In Reply to: What do I need to set up my first Thorens? posted by Brother GD on October 06, 2002 at 22:30:00:
For years I just followed the instructions in my Thorens user manual.And if you do follow the user manual setup procedure just as Thorens describes it, complete with the TP60 head shell alignment device, you will be somewhere in the alignment ball park and this won't harm your records.
The above picture shows the plastic alignment jig and assorted plastic mounting shims and steel screws. This comes standard with the TD160 MK 1 when you buy it new. The user manual shows you how to use it. The shims and screws can be purchased even now at : firstname.lastname@example.org The jig is NLA but can be found used occasionally on ebay and when you buy a used TD160 MK 1 from some of the more careful turntable owners still out there.
User manual available for download here:
However, if you'd like to get more accurate in your alignment geometry and achieve better sound with your TP16 Mk 1 tonearm, try the following:
1) Use a two point protractor that employs the Baerwald alignment theorem. A good example of this can be had when you buy the HFNRR test record. More about the test record later.
2) Get a cheap $20 Shure SFG-2 stylus pressure scale for setting VTF.
3) Print out the cartridge alignment tutorials that are available in the FAQ section at The Audio Asylum. Here:
Do read some of the articles listed in the turntable FAQ at Audio Asylum. There is a wealth of information there that answer most if not all questions that could possibly be imagined.
4) Do buy the HFNRR test record and use it once you've mounted and aligned your cartridge to the protractor and made preliminary settings for VTF and VTA. The test record will prove more accurate than the scale settings on your TP16 for setting anti-skate. This will also help you diagnose problems with your mounting and current condition of pivot bearings.
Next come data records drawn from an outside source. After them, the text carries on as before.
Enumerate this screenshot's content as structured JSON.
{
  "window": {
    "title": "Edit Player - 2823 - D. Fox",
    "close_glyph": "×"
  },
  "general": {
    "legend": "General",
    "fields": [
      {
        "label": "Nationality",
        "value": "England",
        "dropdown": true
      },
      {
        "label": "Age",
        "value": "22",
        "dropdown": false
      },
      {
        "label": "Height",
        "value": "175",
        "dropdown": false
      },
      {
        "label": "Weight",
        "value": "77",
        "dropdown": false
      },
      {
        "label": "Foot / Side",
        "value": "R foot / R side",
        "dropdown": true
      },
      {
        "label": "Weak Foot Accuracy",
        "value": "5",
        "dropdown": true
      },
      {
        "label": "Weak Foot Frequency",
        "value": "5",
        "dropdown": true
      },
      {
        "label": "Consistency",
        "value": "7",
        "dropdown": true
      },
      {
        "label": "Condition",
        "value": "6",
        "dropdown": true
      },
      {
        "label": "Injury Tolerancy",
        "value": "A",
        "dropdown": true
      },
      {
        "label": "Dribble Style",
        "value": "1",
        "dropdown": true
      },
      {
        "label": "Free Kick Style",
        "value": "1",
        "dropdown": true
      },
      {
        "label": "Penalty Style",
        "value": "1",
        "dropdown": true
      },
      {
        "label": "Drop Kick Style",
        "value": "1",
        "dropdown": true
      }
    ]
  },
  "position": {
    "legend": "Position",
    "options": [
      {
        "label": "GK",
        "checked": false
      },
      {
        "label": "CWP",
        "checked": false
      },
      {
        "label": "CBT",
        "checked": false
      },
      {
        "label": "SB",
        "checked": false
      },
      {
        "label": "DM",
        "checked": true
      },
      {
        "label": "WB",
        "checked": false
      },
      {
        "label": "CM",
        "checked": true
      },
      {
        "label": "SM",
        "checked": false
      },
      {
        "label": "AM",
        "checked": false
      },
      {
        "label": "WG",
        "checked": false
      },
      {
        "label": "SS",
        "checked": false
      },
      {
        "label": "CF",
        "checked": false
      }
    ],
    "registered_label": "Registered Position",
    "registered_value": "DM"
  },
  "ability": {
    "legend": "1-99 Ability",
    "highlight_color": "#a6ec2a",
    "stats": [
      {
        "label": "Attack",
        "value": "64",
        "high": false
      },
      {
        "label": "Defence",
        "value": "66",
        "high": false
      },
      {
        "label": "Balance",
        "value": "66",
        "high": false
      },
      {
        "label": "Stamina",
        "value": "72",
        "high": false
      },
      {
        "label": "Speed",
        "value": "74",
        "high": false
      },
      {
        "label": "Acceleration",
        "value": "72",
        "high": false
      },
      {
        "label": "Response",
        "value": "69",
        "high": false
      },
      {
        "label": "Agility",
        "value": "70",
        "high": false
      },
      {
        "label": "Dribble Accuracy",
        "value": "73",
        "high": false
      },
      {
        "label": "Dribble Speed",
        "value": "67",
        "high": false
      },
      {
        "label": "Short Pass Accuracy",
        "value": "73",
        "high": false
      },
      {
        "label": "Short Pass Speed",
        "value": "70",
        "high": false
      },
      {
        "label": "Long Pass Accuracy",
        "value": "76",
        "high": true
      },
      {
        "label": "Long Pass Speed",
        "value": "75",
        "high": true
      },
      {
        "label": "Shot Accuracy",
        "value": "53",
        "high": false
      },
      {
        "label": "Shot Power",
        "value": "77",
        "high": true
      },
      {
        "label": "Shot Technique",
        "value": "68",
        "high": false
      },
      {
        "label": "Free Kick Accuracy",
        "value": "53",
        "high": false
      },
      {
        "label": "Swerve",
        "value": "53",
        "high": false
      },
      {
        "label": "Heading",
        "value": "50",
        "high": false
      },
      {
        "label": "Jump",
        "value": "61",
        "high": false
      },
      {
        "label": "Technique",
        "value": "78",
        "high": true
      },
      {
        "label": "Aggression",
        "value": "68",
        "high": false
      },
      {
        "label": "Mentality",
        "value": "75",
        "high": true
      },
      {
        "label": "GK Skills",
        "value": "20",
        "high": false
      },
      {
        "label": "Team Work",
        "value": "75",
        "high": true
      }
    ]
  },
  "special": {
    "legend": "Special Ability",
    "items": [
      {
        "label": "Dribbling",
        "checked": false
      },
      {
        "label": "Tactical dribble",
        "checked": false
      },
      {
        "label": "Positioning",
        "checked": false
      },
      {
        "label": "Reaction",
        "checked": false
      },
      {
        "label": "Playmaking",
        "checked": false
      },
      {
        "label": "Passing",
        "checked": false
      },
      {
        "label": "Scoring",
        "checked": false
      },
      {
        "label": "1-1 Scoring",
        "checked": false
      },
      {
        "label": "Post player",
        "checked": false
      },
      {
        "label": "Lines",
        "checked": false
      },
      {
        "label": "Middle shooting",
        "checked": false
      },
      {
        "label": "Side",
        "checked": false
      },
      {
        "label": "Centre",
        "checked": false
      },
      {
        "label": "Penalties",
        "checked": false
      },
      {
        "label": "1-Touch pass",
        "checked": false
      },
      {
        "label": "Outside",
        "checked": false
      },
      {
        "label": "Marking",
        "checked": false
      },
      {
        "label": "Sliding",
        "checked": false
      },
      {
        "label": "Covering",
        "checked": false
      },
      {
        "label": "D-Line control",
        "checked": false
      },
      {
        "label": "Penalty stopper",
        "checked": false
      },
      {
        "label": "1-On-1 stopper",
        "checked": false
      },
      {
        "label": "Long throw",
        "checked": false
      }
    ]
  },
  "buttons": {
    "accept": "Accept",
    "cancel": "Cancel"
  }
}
5) Review the Alignment FAQ here at The Analog Dept to get familiar with alignment terminology like VTF, VTA, Overhang, Effective Length, Pivot to Spindle distance, azimuth, SRA, etc.
6) The TD160 also requires occasional tuning and maintenance of the suspended platter/tonearm sub-chassis. There is another tutorial for this here: http://www.theanalogdept.com/susp_tim_bailey.htm
When sorting out a recently purchased used Thorens, I would most certainly look through the suspension to correct whatever errors exist there. One preliminary check would be to get a ruler and measure from the bottom of the outer platter rim to the top surface of the turntable at three points around the perimeter. If you find the distance to vary more than 1/8 inch, adjustment will be advisable and worth the effort.
7) If you don't live on a solid, concrete floor, get a wall shelf for your Thorens to stand on. The benefits will be obvious.
The TD160 is an old and inexpensive used turntable with very good build quality. When correctly tuned, it can offer extraordinary sound quality far beyond the price you paid, but it is also a turntable that needs to be "in tune" before it can do any of that.